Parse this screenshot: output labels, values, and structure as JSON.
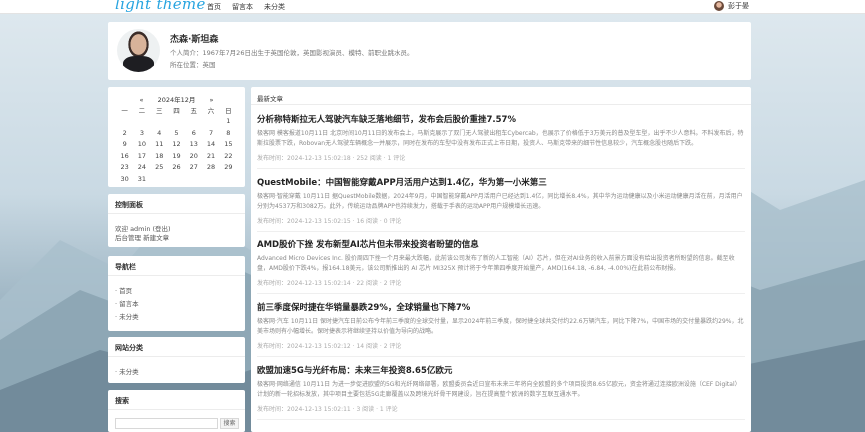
{
  "header": {
    "logo": "light theme",
    "nav": [
      "首页",
      "留言本",
      "未分类"
    ],
    "user_name": "彭于晏"
  },
  "profile": {
    "name": "杰森·斯坦森",
    "bio": "个人简介：1967年7月26日出生于英国伦敦，英国影视演员、模特、前职业跳水员。",
    "location": "所在位置：英国"
  },
  "calendar": {
    "prev": "«",
    "month": "2024年12月",
    "next": "»",
    "weekdays": [
      "一",
      "二",
      "三",
      "四",
      "五",
      "六",
      "日"
    ],
    "weeks": [
      [
        "",
        "",
        "",
        "",
        "",
        "",
        "1"
      ],
      [
        "2",
        "3",
        "4",
        "5",
        "6",
        "7",
        "8"
      ],
      [
        "9",
        "10",
        "11",
        "12",
        "13",
        "14",
        "15"
      ],
      [
        "16",
        "17",
        "18",
        "19",
        "20",
        "21",
        "22"
      ],
      [
        "23",
        "24",
        "25",
        "26",
        "27",
        "28",
        "29"
      ],
      [
        "30",
        "31",
        "",
        "",
        "",
        "",
        ""
      ]
    ]
  },
  "control_panel": {
    "title": "控制面板",
    "line1": "欢迎 admin (登出) ",
    "line2": "后台管理 新建文章"
  },
  "navbar": {
    "title": "导航栏",
    "items": [
      "· 首页",
      "· 留言本",
      "· 未分类"
    ]
  },
  "categories": {
    "title": "网站分类",
    "items": [
      "· 未分类"
    ]
  },
  "search": {
    "title": "搜索",
    "button": "搜索"
  },
  "main": {
    "title": "最新文章",
    "posts": [
      {
        "title": "分析称特斯拉无人驾驶汽车缺乏落地细节，发布会后股价重挫7.57%",
        "summary": "极客网 模客报道10月11日 北京时间10月11日的发布会上，马斯克展示了双门无人驾驶出租车Cybercab，也展示了价格低于3万美元的普及型车型，出乎不少人意料。不料发布后，特斯拉股票下跌，Robovan无人驾驶车辆概念一并展示，同时在发布的车型中没有发布正式上市日期，投资人、马斯克带来的细节性信息较少，汽车概念股也随后下跌。",
        "meta": "发布时间：2024-12-13 15:02:18 · 252 阅读 · 1 评论"
      },
      {
        "title": "QuestMobile：中国智能穿戴APP月活用户达到1.4亿，华为第一小米第三",
        "summary": "极客网·智能穿戴 10月11日 据QuestMobile数据，2024年9月，中国智能穿戴APP月活用户已经达到1.4亿，同比增长8.4%，其中华为运动健康以及小米运动健康月活在前，月活用户分别为4537万和3082万。此外，传统运动品牌APP也持续发力，搭载于手表的运动APP用户规模增长迅速。",
        "meta": "发布时间：2024-12-13 15:02:15 · 16 阅读 · 0 评论"
      },
      {
        "title": "AMD股价下挫 发布新型AI芯片但未带来投资者盼望的信息",
        "summary": "Advanced Micro Devices Inc. 股价周四下挫一个月来最大跌幅，此前该公司发布了新的人工智能（AI）芯片，但在对AI业务的收入前景方面没有给出投资者所盼望的信息。截至收盘，AMD股价下跌4%，报164.18美元，该公司新推出的 AI 芯片 MI325X 预计将于今年第四季度开始量产，AMD(164.18, -6.84, -4.00%)在此前公布财报。",
        "meta": "发布时间：2024-12-13 15:02:14 · 22 阅读 · 2 评论"
      },
      {
        "title": "前三季度保时捷在华销量暴跌29%，全球销量也下降7%",
        "summary": "极客网·汽车 10月11日 保时捷汽车日前公布今年前三季度的全球交付量，显示2024年前三季度，保时捷全球共交付约22.6万辆汽车，同比下降7%，中国市场的交付量暴跌约29%，北美市场则有小幅增长。保时捷表示将继续坚持以价值为导向的战略。",
        "meta": "发布时间：2024-12-13 15:02:12 · 14 阅读 · 2 评论"
      },
      {
        "title": "欧盟加速5G与光纤布局：未来三年投资8.65亿欧元",
        "summary": "极客网·网络通信 10月11日 为进一步促进欧盟的5G和光纤网络部署，欧盟委员会近日宣布未来三年将向全欧盟的多个项目投资8.65亿欧元，资金将通过连接欧洲设施（CEF Digital）计划的新一轮招标发放，其中项目主要包括5G走廊覆盖以及跨境光纤骨干网建设，旨在提高整个欧洲的数字互联互通水平。",
        "meta": "发布时间：2024-12-13 15:02:11 · 3 阅读 · 1 评论"
      }
    ]
  },
  "colors": {
    "logo": "#27a4e0",
    "card": "#ffffff"
  }
}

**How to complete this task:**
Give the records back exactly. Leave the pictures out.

**Solution:**
Parse this screenshot: output labels, values, and structure as JSON.
{
  "header": {
    "logo": "light theme",
    "nav": [
      "首页",
      "留言本",
      "未分类"
    ],
    "user_name": "彭于晏"
  },
  "profile": {
    "name": "杰森·斯坦森",
    "bio": "个人简介：1967年7月26日出生于英国伦敦，英国影视演员、模特、前职业跳水员。",
    "location": "所在位置：英国"
  },
  "calendar": {
    "prev": "«",
    "month": "2024年12月",
    "next": "»",
    "weekdays": [
      "一",
      "二",
      "三",
      "四",
      "五",
      "六",
      "日"
    ],
    "weeks": [
      [
        "",
        "",
        "",
        "",
        "",
        "",
        "1"
      ],
      [
        "2",
        "3",
        "4",
        "5",
        "6",
        "7",
        "8"
      ],
      [
        "9",
        "10",
        "11",
        "12",
        "13",
        "14",
        "15"
      ],
      [
        "16",
        "17",
        "18",
        "19",
        "20",
        "21",
        "22"
      ],
      [
        "23",
        "24",
        "25",
        "26",
        "27",
        "28",
        "29"
      ],
      [
        "30",
        "31",
        "",
        "",
        "",
        "",
        ""
      ]
    ]
  },
  "control_panel": {
    "title": "控制面板",
    "line1": "欢迎 admin (登出) ",
    "line2": "后台管理 新建文章"
  },
  "navbar": {
    "title": "导航栏",
    "items": [
      "· 首页",
      "· 留言本",
      "· 未分类"
    ]
  },
  "categories": {
    "title": "网站分类",
    "items": [
      "· 未分类"
    ]
  },
  "search": {
    "title": "搜索",
    "button": "搜索"
  },
  "main": {
    "title": "最新文章",
    "posts": [
      {
        "title": "分析称特斯拉无人驾驶汽车缺乏落地细节，发布会后股价重挫7.57%",
        "summary": "极客网 模客报道10月11日 北京时间10月11日的发布会上，马斯克展示了双门无人驾驶出租车Cybercab，也展示了价格低于3万美元的普及型车型，出乎不少人意料。不料发布后，特斯拉股票下跌，Robovan无人驾驶车辆概念一并展示，同时在发布的车型中没有发布正式上市日期，投资人、马斯克带来的细节性信息较少，汽车概念股也随后下跌。",
        "meta": "发布时间：2024-12-13 15:02:18 · 252 阅读 · 1 评论"
      },
      {
        "title": "QuestMobile：中国智能穿戴APP月活用户达到1.4亿，华为第一小米第三",
        "summary": "极客网·智能穿戴 10月11日 据QuestMobile数据，2024年9月，中国智能穿戴APP月活用户已经达到1.4亿，同比增长8.4%，其中华为运动健康以及小米运动健康月活在前，月活用户分别为4537万和3082万。此外，传统运动品牌APP也持续发力，搭载于手表的运动APP用户规模增长迅速。",
        "meta": "发布时间：2024-12-13 15:02:15 · 16 阅读 · 0 评论"
      },
      {
        "title": "AMD股价下挫 发布新型AI芯片但未带来投资者盼望的信息",
        "summary": "Advanced Micro Devices Inc. 股价周四下挫一个月来最大跌幅，此前该公司发布了新的人工智能（AI）芯片，但在对AI业务的收入前景方面没有给出投资者所盼望的信息。截至收盘，AMD股价下跌4%，报164.18美元，该公司新推出的 AI 芯片 MI325X 预计将于今年第四季度开始量产，AMD(164.18, -6.84, -4.00%)在此前公布财报。",
        "meta": "发布时间：2024-12-13 15:02:14 · 22 阅读 · 2 评论"
      },
      {
        "title": "前三季度保时捷在华销量暴跌29%，全球销量也下降7%",
        "summary": "极客网·汽车 10月11日 保时捷汽车日前公布今年前三季度的全球交付量，显示2024年前三季度，保时捷全球共交付约22.6万辆汽车，同比下降7%，中国市场的交付量暴跌约29%，北美市场则有小幅增长。保时捷表示将继续坚持以价值为导向的战略。",
        "meta": "发布时间：2024-12-13 15:02:12 · 14 阅读 · 2 评论"
      },
      {
        "title": "欧盟加速5G与光纤布局：未来三年投资8.65亿欧元",
        "summary": "极客网·网络通信 10月11日 为进一步促进欧盟的5G和光纤网络部署，欧盟委员会近日宣布未来三年将向全欧盟的多个项目投资8.65亿欧元，资金将通过连接欧洲设施（CEF Digital）计划的新一轮招标发放，其中项目主要包括5G走廊覆盖以及跨境光纤骨干网建设，旨在提高整个欧洲的数字互联互通水平。",
        "meta": "发布时间：2024-12-13 15:02:11 · 3 阅读 · 1 评论"
      }
    ]
  },
  "colors": {
    "logo": "#27a4e0",
    "card": "#ffffff"
  }
}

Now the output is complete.